#### TASK ITEM
Return every line from the records below with the string "Bing".

#### DATASET RECORDS
*****
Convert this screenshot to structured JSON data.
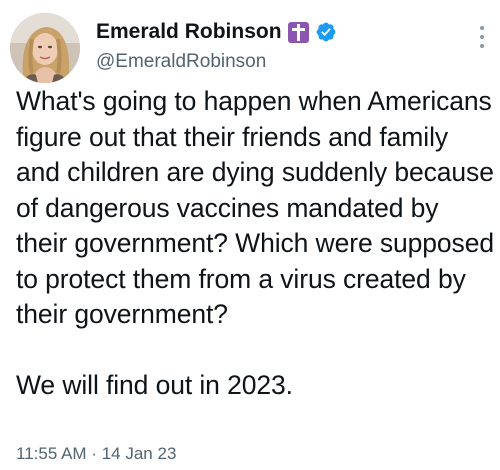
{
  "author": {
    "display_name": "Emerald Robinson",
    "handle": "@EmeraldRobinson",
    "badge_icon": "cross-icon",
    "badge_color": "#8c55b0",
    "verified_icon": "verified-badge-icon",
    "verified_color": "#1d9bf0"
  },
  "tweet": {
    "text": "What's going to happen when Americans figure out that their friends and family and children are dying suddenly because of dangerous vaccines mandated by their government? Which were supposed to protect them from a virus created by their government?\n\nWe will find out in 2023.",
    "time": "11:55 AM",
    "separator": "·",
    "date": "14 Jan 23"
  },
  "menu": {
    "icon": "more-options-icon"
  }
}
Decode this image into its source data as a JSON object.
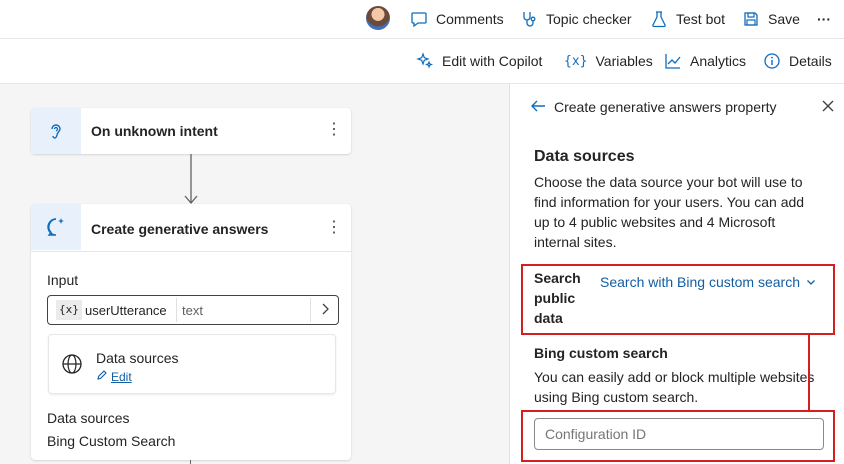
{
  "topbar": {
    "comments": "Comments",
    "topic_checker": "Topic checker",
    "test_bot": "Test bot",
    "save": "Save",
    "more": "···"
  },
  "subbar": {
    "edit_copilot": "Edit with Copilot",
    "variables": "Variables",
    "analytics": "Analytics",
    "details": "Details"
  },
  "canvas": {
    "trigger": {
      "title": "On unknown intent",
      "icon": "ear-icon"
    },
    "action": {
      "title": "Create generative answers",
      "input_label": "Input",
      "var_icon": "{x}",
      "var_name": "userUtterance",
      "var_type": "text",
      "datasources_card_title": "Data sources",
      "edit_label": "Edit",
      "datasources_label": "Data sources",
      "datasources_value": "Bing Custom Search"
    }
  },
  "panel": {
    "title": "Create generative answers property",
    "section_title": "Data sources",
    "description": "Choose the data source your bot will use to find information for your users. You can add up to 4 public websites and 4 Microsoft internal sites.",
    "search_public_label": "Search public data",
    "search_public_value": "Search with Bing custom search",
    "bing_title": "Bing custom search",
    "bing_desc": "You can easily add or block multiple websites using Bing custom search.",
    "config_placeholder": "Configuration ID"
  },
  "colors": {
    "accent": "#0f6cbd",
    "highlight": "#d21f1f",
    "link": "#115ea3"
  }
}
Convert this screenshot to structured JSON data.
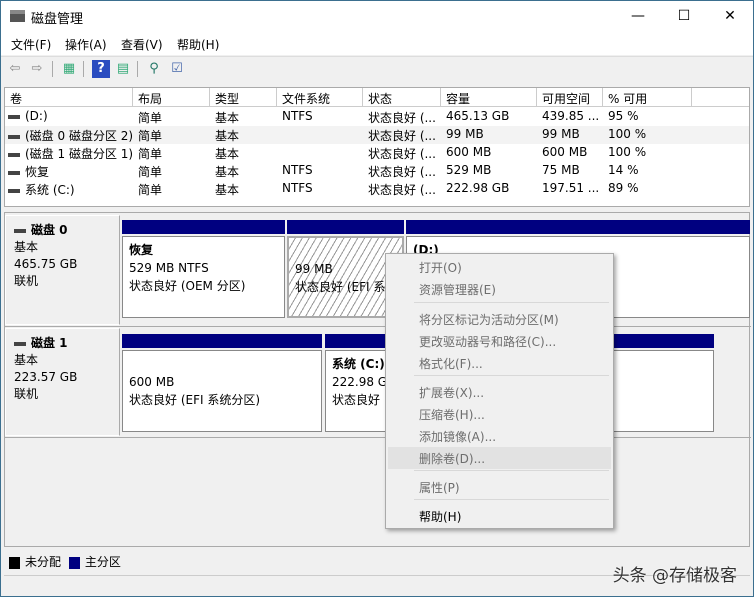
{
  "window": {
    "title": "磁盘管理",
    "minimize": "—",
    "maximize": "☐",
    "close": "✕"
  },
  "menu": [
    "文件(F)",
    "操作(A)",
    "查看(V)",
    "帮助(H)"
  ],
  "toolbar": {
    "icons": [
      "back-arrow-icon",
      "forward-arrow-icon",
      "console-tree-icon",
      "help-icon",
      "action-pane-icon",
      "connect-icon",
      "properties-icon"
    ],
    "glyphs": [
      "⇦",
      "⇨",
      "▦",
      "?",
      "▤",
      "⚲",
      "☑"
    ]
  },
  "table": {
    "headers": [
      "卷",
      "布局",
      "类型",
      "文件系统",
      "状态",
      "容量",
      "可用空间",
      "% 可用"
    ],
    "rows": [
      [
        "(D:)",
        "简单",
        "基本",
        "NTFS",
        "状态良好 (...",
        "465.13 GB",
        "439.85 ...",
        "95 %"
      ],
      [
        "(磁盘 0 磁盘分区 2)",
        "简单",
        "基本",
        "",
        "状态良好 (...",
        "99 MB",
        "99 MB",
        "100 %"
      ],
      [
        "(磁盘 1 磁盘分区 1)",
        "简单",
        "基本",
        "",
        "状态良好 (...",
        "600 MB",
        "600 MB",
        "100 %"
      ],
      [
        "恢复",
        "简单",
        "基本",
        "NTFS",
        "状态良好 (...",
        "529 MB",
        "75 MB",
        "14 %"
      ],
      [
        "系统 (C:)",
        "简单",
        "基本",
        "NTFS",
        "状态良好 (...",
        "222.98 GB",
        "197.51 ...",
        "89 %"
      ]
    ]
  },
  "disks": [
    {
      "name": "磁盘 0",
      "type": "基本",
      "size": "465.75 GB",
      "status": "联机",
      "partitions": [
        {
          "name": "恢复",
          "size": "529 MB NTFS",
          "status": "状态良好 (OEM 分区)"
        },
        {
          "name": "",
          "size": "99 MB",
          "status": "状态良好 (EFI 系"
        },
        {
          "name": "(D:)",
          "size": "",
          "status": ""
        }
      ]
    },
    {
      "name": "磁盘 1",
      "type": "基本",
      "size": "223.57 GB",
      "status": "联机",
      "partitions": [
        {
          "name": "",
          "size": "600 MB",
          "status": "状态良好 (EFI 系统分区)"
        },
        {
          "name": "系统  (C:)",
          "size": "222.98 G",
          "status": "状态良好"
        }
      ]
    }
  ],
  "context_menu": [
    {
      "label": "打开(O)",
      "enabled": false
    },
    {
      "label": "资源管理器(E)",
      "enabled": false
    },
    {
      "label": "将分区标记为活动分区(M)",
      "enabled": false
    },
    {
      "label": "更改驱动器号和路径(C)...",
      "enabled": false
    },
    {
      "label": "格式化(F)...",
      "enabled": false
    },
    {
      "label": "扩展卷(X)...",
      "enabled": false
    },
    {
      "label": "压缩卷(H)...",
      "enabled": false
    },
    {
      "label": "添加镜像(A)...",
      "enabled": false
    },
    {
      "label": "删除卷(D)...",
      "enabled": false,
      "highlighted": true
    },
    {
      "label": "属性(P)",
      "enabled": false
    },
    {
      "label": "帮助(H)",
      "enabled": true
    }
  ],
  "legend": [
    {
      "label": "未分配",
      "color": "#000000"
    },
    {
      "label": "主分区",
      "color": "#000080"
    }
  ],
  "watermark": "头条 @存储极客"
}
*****
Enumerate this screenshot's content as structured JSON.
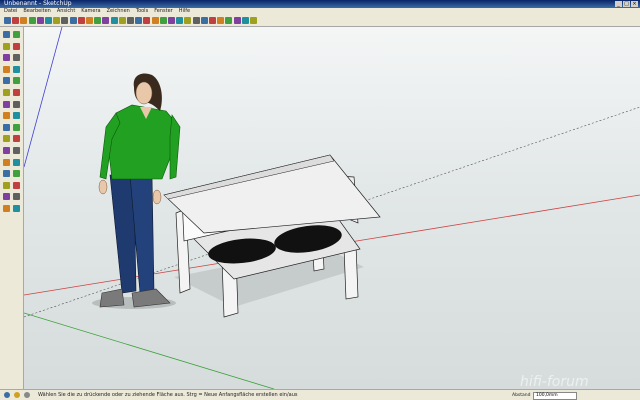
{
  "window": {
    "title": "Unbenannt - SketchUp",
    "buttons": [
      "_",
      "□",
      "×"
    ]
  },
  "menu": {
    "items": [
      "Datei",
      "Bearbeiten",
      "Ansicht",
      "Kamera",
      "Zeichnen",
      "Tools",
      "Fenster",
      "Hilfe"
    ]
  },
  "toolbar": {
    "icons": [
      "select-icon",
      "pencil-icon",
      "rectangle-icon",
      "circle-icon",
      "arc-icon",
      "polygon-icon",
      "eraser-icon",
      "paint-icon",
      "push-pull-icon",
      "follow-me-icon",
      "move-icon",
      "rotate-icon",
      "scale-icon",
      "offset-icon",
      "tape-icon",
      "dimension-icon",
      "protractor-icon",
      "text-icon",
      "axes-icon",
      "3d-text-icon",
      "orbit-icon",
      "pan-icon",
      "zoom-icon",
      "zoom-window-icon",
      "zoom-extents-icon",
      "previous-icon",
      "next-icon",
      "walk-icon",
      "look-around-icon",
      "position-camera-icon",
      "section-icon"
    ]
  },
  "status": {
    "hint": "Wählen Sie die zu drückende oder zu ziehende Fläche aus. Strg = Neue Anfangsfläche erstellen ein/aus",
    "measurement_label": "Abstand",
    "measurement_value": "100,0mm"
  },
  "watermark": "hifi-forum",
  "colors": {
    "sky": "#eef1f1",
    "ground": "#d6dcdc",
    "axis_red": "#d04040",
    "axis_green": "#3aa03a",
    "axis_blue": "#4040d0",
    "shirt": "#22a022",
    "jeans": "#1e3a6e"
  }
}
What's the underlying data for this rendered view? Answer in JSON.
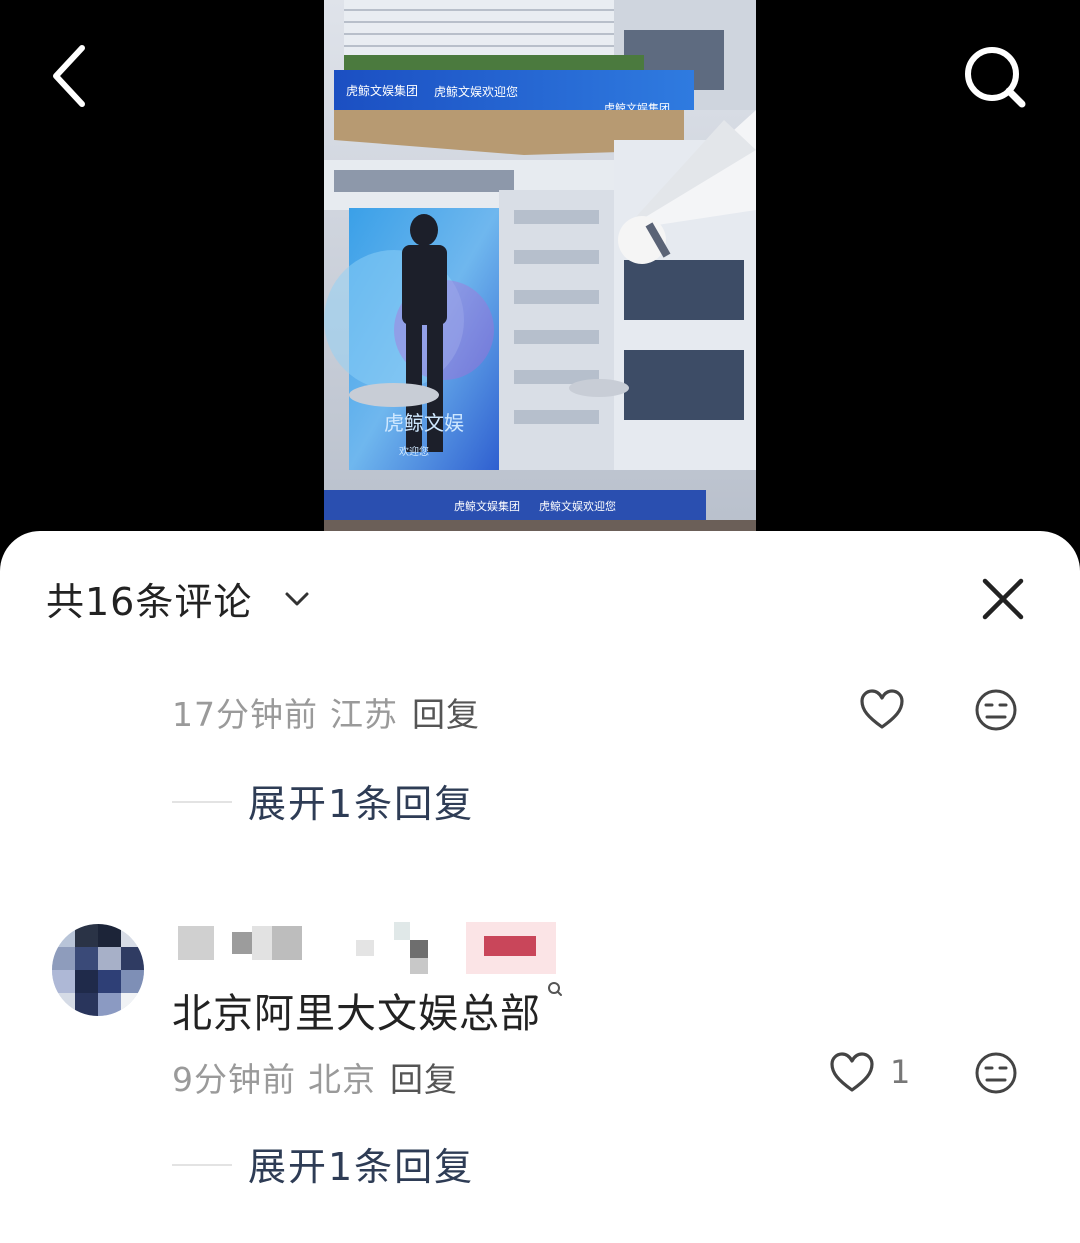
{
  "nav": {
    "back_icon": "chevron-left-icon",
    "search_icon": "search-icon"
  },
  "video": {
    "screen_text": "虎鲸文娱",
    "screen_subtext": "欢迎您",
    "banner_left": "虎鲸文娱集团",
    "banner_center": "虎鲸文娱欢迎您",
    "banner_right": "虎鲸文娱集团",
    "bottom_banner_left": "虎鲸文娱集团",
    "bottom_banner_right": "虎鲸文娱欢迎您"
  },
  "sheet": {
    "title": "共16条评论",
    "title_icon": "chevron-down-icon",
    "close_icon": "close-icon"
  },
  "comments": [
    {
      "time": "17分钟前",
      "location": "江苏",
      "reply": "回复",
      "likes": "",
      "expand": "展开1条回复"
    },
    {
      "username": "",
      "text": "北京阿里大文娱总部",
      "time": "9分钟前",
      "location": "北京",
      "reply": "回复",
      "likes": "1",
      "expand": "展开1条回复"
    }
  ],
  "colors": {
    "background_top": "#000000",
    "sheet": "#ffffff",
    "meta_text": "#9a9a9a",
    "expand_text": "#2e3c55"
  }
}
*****
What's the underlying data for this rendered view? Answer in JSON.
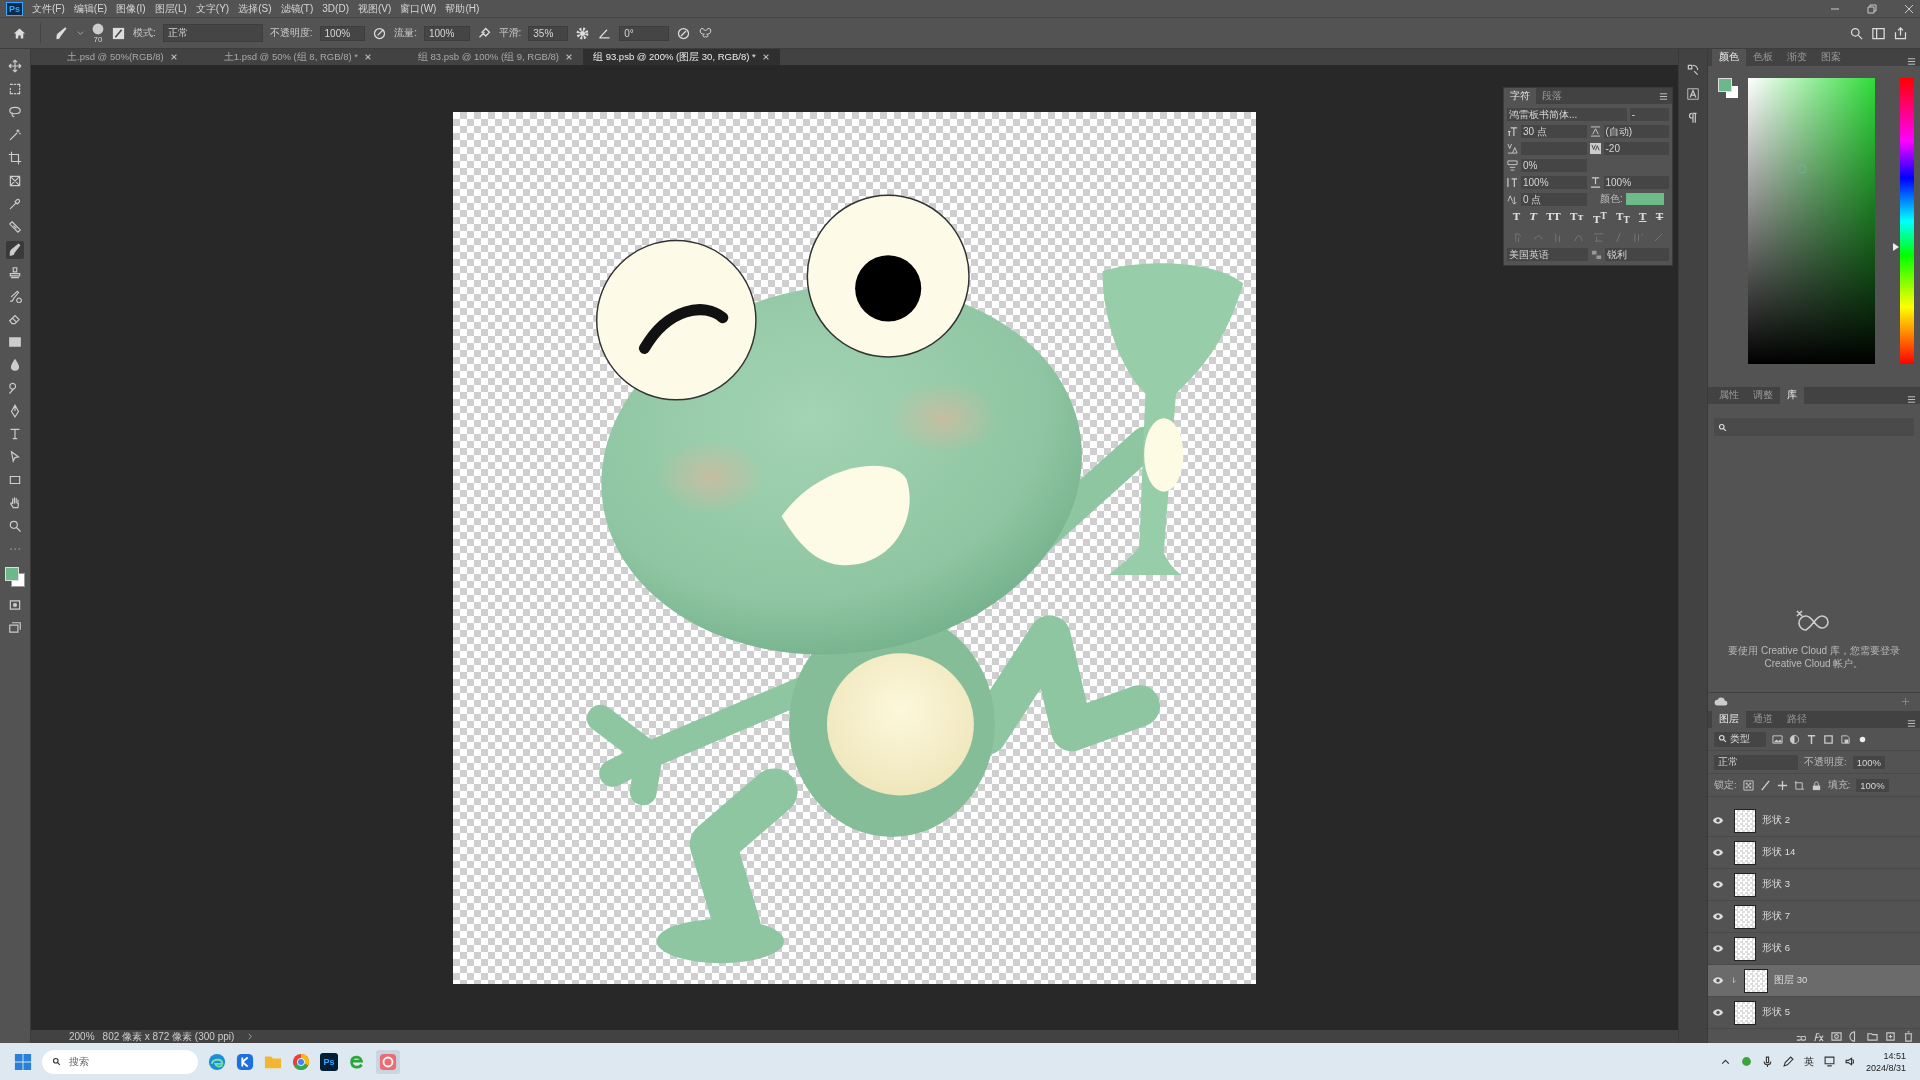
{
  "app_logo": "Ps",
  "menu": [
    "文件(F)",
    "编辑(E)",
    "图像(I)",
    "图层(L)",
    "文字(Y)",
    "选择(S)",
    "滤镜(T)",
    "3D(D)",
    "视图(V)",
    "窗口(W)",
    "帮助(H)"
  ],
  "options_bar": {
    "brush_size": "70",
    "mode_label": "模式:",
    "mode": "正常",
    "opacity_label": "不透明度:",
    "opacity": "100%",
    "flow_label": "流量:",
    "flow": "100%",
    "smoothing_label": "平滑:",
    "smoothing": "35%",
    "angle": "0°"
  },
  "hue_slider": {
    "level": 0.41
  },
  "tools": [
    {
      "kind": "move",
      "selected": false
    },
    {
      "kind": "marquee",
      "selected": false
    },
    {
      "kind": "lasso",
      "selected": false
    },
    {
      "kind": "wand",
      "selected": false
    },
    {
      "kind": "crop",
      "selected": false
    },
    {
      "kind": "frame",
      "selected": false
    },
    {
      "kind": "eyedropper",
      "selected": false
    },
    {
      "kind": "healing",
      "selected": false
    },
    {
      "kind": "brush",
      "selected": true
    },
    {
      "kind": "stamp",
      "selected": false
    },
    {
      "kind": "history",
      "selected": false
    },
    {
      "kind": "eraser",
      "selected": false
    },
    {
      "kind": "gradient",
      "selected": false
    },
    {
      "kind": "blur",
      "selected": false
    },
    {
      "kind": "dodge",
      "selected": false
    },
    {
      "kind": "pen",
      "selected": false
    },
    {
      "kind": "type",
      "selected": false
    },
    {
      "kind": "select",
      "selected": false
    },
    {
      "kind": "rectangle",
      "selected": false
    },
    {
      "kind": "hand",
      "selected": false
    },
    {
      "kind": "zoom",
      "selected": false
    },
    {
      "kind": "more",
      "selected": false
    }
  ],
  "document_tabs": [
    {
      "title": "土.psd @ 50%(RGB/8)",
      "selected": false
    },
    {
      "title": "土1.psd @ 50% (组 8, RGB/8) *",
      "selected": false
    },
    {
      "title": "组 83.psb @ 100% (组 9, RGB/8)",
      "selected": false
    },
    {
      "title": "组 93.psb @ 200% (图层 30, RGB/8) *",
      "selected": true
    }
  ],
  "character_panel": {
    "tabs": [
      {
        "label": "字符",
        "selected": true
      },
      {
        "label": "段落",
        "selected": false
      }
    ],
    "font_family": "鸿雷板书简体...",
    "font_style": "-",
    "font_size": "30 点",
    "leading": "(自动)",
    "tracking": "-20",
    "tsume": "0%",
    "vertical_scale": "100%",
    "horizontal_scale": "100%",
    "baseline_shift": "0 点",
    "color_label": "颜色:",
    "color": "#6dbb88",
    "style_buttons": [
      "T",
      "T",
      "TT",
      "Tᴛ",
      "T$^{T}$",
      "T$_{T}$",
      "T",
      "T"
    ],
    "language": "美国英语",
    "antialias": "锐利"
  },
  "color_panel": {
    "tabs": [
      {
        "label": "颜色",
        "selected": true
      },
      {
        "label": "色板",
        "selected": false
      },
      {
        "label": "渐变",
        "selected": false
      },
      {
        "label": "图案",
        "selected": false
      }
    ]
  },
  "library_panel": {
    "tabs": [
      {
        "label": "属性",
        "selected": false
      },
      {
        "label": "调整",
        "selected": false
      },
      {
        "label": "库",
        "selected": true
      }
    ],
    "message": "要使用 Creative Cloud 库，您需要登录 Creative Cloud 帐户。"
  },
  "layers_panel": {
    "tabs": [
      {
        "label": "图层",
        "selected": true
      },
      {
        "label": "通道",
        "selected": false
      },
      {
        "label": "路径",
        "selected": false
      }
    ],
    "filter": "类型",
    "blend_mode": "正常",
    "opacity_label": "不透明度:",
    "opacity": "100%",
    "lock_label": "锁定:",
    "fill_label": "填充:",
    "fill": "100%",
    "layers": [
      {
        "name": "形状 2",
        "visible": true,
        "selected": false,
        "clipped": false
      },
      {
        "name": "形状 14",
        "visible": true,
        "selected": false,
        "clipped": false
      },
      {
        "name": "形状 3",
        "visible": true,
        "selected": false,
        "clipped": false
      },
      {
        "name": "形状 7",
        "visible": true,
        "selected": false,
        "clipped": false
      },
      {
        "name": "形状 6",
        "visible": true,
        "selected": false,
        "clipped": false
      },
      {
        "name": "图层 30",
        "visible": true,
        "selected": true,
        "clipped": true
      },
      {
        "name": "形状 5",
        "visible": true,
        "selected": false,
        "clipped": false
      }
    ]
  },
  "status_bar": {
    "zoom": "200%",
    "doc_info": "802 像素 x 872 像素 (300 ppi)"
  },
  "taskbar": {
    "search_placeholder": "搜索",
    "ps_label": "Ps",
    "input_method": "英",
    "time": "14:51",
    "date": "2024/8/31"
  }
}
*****
#### ANSWER TO THIS TASK
      "datasources_value": "Bing Custom Search"
    "search_public_value": "Search with Bing custom search",
    "bing_title": "Bing custom search",
    "bing_desc": "You can easily add or block multiple websites using Bing custom search.",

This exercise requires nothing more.